Brief
Give the count of lines in the entries below that contain the string "logo", and only that count.

Entries supplied
=== Section Start ===
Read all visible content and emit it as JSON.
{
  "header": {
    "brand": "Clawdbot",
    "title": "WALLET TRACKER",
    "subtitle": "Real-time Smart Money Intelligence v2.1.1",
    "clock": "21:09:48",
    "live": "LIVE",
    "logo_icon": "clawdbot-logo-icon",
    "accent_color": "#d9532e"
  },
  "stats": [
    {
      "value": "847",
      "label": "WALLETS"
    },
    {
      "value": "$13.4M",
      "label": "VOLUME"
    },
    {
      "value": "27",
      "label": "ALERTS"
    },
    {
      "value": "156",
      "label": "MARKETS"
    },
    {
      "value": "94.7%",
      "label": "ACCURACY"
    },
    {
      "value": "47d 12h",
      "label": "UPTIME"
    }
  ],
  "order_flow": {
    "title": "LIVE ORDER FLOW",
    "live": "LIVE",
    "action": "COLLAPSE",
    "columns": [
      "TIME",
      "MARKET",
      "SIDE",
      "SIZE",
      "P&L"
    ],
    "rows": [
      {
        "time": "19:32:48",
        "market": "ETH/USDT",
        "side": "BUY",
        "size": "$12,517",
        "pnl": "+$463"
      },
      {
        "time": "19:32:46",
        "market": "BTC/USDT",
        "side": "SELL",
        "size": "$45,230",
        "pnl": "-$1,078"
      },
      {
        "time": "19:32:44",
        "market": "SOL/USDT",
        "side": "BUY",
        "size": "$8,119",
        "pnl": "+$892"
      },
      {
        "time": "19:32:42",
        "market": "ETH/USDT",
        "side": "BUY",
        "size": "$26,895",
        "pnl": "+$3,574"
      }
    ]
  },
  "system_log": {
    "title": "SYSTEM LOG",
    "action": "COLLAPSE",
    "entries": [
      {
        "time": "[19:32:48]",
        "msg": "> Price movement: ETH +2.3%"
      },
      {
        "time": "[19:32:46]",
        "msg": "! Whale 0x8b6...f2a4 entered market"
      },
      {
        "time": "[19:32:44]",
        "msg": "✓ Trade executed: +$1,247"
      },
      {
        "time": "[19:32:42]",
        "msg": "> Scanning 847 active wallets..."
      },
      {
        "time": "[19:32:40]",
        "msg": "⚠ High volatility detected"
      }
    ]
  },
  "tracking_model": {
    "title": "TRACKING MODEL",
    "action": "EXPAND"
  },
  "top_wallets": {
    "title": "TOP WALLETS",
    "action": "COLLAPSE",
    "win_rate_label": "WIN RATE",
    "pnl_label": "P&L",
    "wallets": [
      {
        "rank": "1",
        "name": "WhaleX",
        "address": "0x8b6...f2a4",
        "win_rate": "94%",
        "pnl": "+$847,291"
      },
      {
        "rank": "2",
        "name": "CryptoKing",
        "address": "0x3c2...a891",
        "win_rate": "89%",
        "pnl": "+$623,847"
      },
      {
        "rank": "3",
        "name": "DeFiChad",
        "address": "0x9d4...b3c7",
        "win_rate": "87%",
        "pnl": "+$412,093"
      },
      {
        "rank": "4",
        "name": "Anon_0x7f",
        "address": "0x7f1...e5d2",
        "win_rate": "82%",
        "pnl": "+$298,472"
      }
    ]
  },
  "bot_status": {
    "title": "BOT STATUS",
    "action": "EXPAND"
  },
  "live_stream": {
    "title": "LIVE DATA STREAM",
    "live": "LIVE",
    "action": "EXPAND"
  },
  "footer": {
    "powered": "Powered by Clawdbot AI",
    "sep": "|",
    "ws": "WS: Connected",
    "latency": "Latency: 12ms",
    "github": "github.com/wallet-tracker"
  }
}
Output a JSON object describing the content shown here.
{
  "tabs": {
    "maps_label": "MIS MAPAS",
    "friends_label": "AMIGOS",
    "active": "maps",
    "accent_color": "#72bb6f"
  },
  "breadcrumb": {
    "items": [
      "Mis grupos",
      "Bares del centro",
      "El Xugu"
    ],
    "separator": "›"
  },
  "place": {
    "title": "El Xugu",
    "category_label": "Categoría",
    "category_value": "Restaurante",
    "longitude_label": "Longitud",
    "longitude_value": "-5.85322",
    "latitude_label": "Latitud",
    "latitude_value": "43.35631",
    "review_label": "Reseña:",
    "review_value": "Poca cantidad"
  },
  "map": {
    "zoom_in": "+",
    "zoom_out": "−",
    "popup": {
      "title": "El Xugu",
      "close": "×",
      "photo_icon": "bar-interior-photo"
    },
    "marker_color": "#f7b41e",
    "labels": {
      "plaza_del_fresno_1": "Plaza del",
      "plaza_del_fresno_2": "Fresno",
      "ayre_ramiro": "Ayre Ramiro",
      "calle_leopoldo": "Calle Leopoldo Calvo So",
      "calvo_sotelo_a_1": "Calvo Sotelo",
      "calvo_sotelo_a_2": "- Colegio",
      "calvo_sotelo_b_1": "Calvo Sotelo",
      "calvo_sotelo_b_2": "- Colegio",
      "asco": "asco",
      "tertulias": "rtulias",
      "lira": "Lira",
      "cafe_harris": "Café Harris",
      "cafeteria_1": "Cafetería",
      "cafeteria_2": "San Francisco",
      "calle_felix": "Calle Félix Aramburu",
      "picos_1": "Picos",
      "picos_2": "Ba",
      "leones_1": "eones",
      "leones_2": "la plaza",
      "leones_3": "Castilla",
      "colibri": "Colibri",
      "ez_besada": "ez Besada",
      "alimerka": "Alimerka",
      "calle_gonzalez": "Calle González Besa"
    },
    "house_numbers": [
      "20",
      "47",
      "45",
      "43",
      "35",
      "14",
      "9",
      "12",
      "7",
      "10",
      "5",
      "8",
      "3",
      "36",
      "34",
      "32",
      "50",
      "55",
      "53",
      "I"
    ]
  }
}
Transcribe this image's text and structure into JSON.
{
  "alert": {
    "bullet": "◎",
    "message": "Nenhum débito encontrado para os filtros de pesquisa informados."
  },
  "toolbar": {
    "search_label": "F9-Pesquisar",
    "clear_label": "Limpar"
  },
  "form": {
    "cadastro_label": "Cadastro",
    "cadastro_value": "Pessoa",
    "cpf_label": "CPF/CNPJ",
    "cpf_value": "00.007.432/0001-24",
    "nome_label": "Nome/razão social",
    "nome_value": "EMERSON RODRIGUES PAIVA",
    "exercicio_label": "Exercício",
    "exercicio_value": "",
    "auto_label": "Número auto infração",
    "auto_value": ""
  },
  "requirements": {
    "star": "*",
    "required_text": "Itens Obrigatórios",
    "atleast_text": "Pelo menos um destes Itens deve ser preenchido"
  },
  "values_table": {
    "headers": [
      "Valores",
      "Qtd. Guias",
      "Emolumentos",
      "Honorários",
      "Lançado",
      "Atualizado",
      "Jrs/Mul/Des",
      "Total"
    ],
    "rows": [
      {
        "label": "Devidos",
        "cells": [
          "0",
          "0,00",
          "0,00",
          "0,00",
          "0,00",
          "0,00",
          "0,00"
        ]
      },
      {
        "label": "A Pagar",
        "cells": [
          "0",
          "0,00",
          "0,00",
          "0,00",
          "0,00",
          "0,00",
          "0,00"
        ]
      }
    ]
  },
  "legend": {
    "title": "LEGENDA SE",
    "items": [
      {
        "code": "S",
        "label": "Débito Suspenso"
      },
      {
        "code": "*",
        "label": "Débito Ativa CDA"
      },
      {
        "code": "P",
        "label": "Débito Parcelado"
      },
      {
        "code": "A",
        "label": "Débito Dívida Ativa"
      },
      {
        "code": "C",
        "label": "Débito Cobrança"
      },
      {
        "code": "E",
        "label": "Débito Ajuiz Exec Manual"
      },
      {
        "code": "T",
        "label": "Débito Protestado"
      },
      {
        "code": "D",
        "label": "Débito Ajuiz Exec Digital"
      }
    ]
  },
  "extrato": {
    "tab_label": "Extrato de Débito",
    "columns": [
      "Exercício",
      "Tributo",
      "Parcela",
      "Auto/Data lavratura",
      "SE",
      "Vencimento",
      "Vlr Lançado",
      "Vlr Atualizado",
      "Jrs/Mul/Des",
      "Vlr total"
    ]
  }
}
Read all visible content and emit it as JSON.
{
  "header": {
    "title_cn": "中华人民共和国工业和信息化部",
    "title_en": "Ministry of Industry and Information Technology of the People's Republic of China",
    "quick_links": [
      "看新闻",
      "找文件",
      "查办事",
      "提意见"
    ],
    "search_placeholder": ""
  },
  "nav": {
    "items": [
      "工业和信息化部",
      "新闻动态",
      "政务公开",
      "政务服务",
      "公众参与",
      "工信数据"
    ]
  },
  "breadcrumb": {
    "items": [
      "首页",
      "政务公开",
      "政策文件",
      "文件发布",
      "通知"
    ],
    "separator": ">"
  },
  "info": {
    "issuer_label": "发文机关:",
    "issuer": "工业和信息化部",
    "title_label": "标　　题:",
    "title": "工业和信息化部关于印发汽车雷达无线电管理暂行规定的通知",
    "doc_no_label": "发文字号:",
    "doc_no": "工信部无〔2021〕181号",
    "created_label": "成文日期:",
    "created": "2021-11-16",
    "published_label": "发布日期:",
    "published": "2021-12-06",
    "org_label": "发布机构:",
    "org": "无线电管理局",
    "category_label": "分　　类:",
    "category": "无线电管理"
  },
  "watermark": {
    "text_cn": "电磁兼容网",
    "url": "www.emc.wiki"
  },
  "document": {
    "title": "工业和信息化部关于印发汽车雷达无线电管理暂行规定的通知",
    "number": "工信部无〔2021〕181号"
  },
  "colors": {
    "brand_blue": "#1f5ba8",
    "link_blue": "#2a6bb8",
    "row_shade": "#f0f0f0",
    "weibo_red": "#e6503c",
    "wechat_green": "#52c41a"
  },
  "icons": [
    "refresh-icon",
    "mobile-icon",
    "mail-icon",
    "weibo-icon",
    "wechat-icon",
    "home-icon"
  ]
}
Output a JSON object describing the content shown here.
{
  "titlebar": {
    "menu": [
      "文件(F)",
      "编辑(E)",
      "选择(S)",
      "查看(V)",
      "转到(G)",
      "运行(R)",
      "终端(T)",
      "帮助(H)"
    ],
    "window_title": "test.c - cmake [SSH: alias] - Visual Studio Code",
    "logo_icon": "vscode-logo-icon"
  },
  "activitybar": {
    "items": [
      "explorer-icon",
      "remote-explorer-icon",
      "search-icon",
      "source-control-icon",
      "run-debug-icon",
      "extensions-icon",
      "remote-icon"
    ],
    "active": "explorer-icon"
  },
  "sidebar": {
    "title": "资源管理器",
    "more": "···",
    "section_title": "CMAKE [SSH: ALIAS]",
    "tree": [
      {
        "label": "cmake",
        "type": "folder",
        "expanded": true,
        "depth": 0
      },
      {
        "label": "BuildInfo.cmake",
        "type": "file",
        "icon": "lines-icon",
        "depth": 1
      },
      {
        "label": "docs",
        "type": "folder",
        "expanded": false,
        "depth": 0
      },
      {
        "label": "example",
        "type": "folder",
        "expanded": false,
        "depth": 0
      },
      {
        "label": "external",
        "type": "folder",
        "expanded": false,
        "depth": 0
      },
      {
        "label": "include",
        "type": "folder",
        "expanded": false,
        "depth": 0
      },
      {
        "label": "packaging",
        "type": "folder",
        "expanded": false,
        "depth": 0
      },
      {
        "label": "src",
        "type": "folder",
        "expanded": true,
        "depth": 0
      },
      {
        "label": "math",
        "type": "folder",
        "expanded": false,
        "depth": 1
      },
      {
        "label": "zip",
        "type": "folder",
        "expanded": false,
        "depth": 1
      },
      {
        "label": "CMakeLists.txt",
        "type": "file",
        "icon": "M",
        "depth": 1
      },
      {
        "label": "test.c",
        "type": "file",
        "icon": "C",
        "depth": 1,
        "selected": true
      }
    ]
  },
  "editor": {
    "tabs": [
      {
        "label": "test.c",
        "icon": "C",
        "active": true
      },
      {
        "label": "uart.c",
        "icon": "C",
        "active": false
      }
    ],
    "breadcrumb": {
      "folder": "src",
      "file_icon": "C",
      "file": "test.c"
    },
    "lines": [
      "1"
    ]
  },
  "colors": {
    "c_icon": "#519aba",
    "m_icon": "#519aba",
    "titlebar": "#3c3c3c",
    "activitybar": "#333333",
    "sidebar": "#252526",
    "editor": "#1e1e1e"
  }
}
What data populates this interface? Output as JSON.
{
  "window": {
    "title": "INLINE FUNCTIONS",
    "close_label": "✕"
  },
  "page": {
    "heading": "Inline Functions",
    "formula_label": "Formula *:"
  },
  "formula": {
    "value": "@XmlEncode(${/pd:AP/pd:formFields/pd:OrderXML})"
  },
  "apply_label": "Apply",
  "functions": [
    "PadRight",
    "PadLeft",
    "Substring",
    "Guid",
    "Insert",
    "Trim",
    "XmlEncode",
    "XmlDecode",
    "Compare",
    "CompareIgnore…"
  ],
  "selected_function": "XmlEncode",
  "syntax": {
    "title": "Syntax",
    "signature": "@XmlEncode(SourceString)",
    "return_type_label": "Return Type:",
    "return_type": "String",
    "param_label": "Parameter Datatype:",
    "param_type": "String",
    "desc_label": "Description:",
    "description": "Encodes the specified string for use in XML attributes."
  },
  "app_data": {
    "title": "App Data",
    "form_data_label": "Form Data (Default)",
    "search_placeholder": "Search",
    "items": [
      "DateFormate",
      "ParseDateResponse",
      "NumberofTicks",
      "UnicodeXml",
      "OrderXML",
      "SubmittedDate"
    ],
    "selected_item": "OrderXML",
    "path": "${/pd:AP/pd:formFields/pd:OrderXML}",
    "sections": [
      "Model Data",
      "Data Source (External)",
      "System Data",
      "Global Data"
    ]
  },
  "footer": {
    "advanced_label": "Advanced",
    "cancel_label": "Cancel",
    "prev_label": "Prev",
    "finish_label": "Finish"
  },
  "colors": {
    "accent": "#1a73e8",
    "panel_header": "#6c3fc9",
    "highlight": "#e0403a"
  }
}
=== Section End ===
Your response
2